A classic Italian-style comedy, Ivan Silvestrini’s Tell No One focuses on contemporary attitudes toward homosexuality through one man’s attempt to either come out to his family on his last night in Rome or risk having his lover do it for him. While it is consistently funny, there isn’t enough new to the story to push the film out of the average zone.
Tell No One opens with its lead, Mattia (Josafat Vagni), practicing an important speech in front of the mirror. He is going to be coming out to his family. At 25, he has been waiting for the right moment, and working up the courage to finally move on. Or so it seems. Immediately, he wakes up, it has all been a dream, and we find that he probably isn’t anymore prepared than he was the other times he tried. And so it goes for most of the film.
Movies about coming out to a family are fairly standard in the US, but less so in Italy. Comedies even rarer. There is Ferzan Ozpetek’s very good Loose Cannons (2010), but after that I am drawing a blank. (Mambo Italliano is Canadian, so that doesn’t count.) So in a sense, Ivan Silvestrini’s Tell No One is filling a need for a mainstream coming out comedy set in contemporary Rome. Every country should probably release a comedy on the subject every once in awhile to keep up with the times and to prevent the genre from being overwhelmed by poignant dramas. A coming out film set in 2010 in a Western country should feel different than one set in 1995. Times have changed, even if the story remains basically the same there’s no reason to stop at one coming out comedy.
Tell No One does feel a bit old-fashioned, not in its subject, but in its approach to comedy. It appears to be consciously following in the footsteps of the Italian-style comedieis of the 1960s and 70s, which found humor in social transformation by focusing on everyday characters and situations. In this case, Mattia, his family and his lover, Eduard (Jose Dammert). Eduard is from Madrid, where same-sex marriage is legal, while Italy lacks any official recognition of relationships. Mattia is leaving for Spain to start a new job and be with Eduard, but before he moves, Eduard wants to come to Rome to ask Mattia’s family for proper permission to marry him. While we never have a lengthy discussion of that social driver, changing attitudes to make acceptance possible are at the heart of the film, as well as the contortions necessary to keep the status quo in place.
The acting in Tell No One is fairly broad. Emotions are out on display for everyone.
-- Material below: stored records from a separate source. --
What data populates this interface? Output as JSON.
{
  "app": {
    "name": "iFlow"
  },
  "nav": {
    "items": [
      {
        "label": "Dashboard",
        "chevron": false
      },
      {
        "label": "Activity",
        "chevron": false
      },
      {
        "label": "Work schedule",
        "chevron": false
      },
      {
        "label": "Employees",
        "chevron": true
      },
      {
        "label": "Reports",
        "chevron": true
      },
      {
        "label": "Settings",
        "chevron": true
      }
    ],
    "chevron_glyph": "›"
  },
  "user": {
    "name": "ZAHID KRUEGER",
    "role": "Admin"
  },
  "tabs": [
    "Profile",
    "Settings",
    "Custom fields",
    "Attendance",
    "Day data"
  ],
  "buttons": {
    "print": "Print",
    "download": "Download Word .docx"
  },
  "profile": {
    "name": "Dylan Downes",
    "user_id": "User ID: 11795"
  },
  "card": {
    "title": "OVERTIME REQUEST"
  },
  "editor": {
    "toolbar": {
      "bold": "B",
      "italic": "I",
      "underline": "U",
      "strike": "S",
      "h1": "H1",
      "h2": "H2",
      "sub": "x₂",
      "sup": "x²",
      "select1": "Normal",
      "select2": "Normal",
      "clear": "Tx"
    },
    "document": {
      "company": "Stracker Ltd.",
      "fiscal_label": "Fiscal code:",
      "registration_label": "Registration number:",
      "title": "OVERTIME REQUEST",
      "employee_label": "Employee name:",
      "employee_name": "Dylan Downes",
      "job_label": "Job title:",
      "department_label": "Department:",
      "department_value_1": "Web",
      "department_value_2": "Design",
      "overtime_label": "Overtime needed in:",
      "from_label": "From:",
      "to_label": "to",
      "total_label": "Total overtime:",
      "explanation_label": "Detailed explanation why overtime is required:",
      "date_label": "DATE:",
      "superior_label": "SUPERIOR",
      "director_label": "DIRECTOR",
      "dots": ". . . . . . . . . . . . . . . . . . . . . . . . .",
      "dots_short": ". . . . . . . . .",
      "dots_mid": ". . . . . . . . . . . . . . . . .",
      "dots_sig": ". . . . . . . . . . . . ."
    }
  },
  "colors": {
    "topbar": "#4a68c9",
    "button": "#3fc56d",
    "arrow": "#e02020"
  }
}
The cast is filled with with character actors playing standard roles: the macho homophobic dad, the school bully, the female best friend, the housewife with bottled up anger, the grandma who refuses to get old. Much of the humor in the film derives from the naturally skittish Mattia dealing with these powerful characters. While it is funny to watch their personalities work against Mattias’ wishes, those stock characterizations makes it difficult for us to feel that Mattia’s sense of loss over them is justified. There is also a point where events in the film’s plot twist in ways that would be funnier if they didn’t make us think that perhaps Eduard and Mattia’s relationship isn’t actually strong enough for a marriage proposal. A restraining order might be warranted instead.
The film is fun, but purposely shallow. Without much to add to the standard coming out tale, watch it if you are in need of an antidote for over-dramatic coming out fare. Otherwise, you can wait for the next comedy.